At the International Radar Conference held in Lille (France) the researchers of the NUP/UPNA-Public University of Navarre Pablo Rodríguez-Ulibarri and Miguel Beruete-Díaz, together with their former lecturer and current CEO of Tafco Metawireless S.L., José Antonio Marcotegui-Iturmendi, have received the Disruptive Concept Award for their work “Blind Spot Mitigation in Phased Array Antenna using Metamaterials”. This recognises the authors of a piece of research that “has signified an exceptional breakthrough in research in the field of radar signal processing, systems or applications”. The most innovative aspect of the research was the application of a smart structure based on metamaterials to improve the performance of radar antennae.
The work is the outcome of a two-year project and one million euros funded by the European Defence Agency. Researchers from France (Thales and the National Office for Aerospace Studies and Research), Germany (the Fraunhofer Institute for High Frequency Physics and Radar Techniques FHR), Italy (University of Siena) and Spain (NUP/UPNA and Tafco Metawireless) participated in it.

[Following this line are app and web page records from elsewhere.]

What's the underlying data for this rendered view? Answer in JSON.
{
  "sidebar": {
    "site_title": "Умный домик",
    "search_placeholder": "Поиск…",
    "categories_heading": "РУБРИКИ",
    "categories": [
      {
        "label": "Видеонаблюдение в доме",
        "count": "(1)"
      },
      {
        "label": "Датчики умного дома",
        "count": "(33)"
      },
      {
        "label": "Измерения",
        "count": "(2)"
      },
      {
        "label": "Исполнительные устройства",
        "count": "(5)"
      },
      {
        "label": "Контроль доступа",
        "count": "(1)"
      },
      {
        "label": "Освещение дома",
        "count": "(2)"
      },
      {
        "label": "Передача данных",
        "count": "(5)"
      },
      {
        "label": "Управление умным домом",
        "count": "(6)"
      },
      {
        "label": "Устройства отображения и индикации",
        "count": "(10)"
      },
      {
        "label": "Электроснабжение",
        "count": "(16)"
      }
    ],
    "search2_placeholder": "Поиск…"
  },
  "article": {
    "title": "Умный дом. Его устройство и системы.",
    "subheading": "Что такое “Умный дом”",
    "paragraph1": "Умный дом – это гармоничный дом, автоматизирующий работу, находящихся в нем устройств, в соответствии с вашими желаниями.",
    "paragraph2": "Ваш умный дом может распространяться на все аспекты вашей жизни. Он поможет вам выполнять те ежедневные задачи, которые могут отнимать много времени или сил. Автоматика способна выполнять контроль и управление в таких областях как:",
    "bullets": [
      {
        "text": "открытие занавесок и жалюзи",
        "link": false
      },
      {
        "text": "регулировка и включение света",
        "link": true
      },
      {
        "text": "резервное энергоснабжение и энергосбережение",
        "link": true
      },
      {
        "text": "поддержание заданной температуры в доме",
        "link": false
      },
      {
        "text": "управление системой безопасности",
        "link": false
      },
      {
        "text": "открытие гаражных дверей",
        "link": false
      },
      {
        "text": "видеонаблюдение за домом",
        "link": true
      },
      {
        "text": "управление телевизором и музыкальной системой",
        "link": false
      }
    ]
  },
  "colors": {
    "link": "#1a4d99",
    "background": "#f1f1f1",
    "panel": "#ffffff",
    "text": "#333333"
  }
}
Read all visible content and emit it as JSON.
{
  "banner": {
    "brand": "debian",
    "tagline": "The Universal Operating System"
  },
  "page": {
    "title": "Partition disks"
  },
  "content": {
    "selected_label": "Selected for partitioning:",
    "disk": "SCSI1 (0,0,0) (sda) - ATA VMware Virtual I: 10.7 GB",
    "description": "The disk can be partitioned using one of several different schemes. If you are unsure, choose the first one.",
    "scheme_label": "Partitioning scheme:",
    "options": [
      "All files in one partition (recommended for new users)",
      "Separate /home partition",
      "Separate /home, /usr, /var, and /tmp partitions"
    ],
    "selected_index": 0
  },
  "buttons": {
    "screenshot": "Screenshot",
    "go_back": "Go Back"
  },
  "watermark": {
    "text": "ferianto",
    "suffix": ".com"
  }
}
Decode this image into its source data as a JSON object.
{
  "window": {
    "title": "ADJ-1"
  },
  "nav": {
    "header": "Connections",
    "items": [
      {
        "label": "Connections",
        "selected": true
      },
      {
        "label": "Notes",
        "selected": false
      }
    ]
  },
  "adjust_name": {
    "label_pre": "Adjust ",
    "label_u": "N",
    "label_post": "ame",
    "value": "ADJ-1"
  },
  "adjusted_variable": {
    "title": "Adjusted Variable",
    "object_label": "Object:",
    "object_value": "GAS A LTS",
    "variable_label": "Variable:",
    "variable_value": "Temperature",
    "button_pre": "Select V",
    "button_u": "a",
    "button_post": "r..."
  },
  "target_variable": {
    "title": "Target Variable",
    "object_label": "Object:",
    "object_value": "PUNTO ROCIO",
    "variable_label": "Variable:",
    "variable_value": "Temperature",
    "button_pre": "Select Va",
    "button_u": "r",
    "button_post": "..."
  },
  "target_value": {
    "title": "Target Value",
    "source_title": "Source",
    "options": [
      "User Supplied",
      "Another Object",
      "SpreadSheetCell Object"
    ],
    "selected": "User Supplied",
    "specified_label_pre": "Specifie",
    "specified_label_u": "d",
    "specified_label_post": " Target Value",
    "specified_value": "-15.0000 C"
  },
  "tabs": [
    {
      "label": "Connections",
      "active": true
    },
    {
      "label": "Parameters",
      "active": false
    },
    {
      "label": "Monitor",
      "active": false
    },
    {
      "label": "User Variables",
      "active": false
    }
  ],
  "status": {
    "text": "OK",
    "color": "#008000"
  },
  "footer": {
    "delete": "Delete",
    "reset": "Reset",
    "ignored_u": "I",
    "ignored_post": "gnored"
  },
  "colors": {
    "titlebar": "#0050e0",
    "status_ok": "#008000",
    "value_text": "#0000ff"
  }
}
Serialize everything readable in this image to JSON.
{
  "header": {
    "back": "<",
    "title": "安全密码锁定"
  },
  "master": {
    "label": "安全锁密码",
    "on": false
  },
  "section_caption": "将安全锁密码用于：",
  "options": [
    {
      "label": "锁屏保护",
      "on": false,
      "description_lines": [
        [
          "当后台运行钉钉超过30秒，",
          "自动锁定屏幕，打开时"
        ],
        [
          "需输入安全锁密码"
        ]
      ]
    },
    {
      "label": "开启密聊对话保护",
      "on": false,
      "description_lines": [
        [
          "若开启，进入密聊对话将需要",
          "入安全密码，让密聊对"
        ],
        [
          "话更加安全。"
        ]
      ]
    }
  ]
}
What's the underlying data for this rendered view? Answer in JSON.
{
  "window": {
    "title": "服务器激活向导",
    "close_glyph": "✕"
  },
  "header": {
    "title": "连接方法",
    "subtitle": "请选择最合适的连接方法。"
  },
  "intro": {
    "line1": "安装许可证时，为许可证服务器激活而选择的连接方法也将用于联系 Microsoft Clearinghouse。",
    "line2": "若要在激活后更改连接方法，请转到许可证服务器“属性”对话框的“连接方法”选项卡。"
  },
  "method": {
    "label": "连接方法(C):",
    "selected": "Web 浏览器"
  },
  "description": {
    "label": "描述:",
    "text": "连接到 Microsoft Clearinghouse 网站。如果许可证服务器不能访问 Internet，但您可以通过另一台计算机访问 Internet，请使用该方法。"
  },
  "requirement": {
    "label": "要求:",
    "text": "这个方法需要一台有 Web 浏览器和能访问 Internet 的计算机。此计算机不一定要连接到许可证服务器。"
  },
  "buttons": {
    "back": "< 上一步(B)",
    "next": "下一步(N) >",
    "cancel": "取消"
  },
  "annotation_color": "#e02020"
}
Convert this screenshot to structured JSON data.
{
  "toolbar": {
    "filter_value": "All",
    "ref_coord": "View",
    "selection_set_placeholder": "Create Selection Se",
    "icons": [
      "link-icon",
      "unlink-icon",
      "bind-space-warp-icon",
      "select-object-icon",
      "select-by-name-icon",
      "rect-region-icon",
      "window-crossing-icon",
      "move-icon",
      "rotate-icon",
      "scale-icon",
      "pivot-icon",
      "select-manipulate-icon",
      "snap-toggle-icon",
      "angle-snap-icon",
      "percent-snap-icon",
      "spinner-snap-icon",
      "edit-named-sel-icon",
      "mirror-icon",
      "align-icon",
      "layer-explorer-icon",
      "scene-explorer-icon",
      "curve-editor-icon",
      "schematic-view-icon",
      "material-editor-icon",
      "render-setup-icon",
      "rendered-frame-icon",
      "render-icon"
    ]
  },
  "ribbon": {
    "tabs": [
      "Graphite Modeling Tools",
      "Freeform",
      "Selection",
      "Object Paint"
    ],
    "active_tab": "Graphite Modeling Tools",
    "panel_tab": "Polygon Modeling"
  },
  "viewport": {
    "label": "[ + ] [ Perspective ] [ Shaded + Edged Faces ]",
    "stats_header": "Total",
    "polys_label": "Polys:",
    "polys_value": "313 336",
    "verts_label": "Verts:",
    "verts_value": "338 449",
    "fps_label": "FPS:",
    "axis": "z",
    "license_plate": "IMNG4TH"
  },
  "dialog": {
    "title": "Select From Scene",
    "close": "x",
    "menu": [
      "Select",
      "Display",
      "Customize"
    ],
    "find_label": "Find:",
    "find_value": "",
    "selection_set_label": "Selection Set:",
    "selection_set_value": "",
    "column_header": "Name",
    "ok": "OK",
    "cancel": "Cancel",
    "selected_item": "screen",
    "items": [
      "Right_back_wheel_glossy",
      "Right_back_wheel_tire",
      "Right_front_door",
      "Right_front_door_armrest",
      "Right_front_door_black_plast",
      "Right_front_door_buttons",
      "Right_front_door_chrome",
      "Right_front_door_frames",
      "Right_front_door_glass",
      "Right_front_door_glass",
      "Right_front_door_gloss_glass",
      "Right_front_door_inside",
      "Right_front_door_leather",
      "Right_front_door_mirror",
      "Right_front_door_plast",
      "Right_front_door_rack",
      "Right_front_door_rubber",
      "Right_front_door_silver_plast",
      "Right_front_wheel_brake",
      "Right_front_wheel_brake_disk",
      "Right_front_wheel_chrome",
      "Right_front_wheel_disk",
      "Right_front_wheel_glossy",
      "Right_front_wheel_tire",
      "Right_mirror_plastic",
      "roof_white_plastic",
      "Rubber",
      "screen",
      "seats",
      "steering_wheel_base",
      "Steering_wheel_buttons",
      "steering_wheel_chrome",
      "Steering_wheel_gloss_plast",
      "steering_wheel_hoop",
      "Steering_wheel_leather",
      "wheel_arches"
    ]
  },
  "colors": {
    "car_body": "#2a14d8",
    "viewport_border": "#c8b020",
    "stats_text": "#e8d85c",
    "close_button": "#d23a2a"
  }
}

The work of the NUP/UPNA focusses on the applying of metamaterials to smart phased array-type antennae. As Pablo Rodríguez-Ulibarri, author of the main contributions, pointed out, “we have managed to improve the shortcomings that existed when it comes to directing the beam of the antenna in different directions, the so-called blind zones in pointing.The most innovative contribution is that we have developed a radome (the coating that protects the antenna) based on metamaterials —metaradome— which is capable of improving the response of the so-called blind angles without modifying the prototype antenna in any way. It consists of a thin film designed following concepts inspired by metamaterials, which acts as if it were a lens and allows the beam of the antenna to behave much more efficiently compared with what has been achieved until now.”
Miguel Beruete, the technical supervisor of the work, stressed that “this work signifies in some way a milestone within our line of research into volumetric metamaterials. Our previous experience in metalenses (or metamaterial lenses) has been a key component in the success of this project.At the same time the development of this metaradome has provided us with essential knowledge to achieve the breakthrough in the design of new metamaterial-based devices.”
Features of metamaterials
Metamaterials are artificial structures with properties that do not exist in a conventional material. They use natural materials, like small metal fragments that are joined together like meccano parts to artificially synthesise properties that are otherwise impossible to find. Initially put forward to control electromagnetic radiation, right now their use has become widespread and has extended to other areas like mechanical waves (sound, for example).